fighting in response to checkpoint blockade in two ways: they can differentiate into killer T cells that can kill cancer cells and also proliferate into more stem cells. This raises the possibility that the conditions used to expand cells for infusion should be further optimized to favor higher proportions of stem-like T cells.
The T cells, which include both cells that can fight the tumor (killer T cells) and cells that cannot, are cultured with specific growth factors to increase their numbers.
The cultured T cells are infused into the patient with the aim of increasing the number of tumor-fighting T cells that the patient can produce.
The importance of stem-like CD8+ T cells to controlling tumors in mice treated with checkpoint blockade therapy raises the question of whether the presence of these cells accurately predicts treatment response in humans. The jury is still out on this point. Stem-like TCF1+ PD-1+ CD8+ T cells have been found in the melanoma and lung cancer tissue of patients who subsequently responded to immunotherapy as well as of those who did not, indicating that the mere presence of stem-like CD8+ T cells does not guarantee treatment response. More patients will have to be analyzed to see whether the cells’ abundance and/or function is different in responders and non-responders. Such predictive biomarkers would allow us to identify those patients who could benefit from the therapeutic potential of checkpoint blockade.

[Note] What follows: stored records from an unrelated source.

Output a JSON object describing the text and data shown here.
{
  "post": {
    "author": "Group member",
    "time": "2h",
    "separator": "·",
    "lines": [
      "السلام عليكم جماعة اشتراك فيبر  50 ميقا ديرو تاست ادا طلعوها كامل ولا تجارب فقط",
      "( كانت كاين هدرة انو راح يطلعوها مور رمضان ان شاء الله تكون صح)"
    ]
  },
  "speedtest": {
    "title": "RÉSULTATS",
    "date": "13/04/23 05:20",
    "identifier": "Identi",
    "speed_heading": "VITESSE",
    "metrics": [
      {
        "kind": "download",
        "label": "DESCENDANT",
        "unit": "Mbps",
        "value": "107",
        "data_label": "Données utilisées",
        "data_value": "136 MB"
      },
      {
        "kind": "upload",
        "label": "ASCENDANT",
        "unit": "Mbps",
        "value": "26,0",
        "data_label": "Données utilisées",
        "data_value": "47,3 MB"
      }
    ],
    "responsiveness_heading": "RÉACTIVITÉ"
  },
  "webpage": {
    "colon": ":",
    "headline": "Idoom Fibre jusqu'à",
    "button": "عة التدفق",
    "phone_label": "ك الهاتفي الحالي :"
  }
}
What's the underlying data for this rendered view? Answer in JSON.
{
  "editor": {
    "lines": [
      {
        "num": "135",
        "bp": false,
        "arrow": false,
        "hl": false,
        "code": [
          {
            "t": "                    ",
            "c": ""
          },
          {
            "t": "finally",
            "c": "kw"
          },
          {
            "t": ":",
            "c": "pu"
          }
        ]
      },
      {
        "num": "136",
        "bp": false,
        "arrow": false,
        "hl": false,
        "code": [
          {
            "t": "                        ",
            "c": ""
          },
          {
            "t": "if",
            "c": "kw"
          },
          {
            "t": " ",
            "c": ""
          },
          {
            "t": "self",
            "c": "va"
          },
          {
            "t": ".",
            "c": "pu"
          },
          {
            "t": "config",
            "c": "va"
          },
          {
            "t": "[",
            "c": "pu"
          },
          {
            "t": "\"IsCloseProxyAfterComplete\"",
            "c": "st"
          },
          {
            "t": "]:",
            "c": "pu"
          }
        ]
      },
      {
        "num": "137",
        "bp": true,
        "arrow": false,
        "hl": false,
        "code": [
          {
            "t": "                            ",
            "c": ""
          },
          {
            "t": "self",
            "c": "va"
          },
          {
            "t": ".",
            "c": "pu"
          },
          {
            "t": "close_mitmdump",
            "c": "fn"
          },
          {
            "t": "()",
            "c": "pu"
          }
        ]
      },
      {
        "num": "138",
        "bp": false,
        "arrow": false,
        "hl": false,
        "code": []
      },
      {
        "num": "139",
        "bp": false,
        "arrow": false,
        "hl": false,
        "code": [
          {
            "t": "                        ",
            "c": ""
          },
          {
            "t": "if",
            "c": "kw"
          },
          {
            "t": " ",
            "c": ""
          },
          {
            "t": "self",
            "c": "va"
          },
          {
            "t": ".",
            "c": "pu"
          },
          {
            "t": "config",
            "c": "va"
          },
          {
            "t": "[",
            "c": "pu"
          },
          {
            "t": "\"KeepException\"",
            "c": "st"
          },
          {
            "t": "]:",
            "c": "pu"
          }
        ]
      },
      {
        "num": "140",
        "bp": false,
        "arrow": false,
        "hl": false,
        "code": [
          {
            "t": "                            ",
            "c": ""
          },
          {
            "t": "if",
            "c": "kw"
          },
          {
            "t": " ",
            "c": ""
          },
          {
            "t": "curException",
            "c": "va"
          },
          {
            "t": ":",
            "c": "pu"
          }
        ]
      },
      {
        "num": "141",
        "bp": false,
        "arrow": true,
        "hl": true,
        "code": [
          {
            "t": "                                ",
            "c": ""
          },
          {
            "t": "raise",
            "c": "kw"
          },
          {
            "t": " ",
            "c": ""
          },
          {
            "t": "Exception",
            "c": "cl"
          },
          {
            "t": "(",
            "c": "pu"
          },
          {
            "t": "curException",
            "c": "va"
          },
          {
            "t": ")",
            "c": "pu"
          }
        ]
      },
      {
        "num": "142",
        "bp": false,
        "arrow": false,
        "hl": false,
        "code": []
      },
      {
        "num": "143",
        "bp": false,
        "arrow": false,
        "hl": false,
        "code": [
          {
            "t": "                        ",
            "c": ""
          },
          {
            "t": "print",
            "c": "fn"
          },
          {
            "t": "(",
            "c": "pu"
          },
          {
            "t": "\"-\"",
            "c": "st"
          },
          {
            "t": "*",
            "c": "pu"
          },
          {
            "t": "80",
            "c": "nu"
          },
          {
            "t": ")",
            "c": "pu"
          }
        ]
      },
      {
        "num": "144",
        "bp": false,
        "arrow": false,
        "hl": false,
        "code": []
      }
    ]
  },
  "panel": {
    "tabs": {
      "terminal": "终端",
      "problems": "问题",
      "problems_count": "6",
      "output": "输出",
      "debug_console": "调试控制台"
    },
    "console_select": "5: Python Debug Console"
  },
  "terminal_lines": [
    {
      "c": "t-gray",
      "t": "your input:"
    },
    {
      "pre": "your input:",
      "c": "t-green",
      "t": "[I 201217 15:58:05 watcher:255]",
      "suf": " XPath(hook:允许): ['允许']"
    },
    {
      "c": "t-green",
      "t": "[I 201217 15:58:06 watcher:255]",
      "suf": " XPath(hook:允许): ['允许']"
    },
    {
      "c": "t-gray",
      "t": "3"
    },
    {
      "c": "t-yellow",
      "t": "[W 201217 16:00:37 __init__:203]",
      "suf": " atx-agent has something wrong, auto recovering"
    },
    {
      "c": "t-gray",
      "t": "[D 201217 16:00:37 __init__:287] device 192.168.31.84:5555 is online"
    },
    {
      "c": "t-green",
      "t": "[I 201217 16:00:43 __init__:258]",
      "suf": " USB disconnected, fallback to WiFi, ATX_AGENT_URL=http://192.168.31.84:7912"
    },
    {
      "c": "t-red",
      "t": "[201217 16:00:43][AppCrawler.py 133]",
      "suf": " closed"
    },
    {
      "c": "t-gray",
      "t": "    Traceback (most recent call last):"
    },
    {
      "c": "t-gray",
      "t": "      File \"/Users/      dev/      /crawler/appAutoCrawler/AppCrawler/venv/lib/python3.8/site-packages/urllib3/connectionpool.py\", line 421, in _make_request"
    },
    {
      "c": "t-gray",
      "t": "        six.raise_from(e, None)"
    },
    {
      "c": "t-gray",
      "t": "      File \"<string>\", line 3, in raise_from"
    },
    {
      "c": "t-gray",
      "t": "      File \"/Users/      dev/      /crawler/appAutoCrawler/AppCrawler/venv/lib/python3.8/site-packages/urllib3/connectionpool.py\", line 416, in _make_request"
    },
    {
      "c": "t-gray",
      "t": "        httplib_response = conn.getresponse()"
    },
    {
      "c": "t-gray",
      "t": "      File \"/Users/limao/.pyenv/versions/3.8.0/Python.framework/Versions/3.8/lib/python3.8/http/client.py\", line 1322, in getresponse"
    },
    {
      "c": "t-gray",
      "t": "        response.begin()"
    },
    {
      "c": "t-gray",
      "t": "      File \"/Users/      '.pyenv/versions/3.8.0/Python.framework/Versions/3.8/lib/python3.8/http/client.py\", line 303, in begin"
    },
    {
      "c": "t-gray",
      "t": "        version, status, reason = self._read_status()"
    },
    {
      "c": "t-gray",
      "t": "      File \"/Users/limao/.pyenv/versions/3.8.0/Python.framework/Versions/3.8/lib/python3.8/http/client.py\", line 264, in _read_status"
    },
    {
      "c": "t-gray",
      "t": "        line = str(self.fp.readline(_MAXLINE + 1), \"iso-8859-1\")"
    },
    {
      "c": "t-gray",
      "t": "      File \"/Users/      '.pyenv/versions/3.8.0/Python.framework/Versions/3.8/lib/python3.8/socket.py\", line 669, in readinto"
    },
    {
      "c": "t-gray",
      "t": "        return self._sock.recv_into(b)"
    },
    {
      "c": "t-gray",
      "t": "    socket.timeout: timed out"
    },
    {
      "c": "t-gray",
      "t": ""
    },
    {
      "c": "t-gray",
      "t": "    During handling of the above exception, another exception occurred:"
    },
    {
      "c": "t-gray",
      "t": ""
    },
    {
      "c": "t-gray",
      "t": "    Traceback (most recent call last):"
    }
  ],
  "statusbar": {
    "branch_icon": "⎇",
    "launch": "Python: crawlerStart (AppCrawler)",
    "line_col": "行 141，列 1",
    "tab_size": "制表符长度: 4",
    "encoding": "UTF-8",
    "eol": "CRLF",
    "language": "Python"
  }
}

It is likely that current immunotherapy approaches do not fully unleash the functional potential of stem-like CD8+ T cells.
Such insights might also help boost the efficacy of other types of immunotherapy. Adoptive T cell therapy, for example, involves isolating lymphocytes, including CD8+ T cells, from resected tumors; culturing the T cells in laboratory incubators to restore their function and expand them; and then reinfusing them into the patient. (See illustration on page 44.) It seems likely that the initial isolates used in adoptive T cell therapy contain variable numbers of stem-like PD-1+ CD8+ T cells, and that the long-term persistence and efficacy of the reinfused cells depends on the presence of CD8+ T cells with stem-like properties.
These are two predictions that can be tested now that scientists have identified the hallmarks of these stem-like cells. It is also essential to determine how culture conditions used in adoptive therapy affect stem-like cells. Indeed, the abundance and quality of stem-like CD8+ T cells obtained with current cell amplification procedures is unclear. Optimizations could include growth factors that favor the expansion of stem-like CD8+ T cells or limit the generation of killer CD8+ T cells, as the latter cells’ multiplication capacity and persistence is limited. We expect that improving the stem cell properties of the infused cells would improve the therapeutic efficacy and durability of adoptive cell therapy.
It is likely that current immunotherapy approaches do not fully unleash the functional potential of stem-like CD8+ T cells. A better understanding of these cells should improve immunotherapy for cancer patients. Going back to research the behavior of these immune cells in the context of infection may again help to gain critical insights. Besides infection and cancer, the discovery of stem-like T cells may be relevant in other situations where chronic T cell stimulation arises, such as autoimmune disease and transplantation.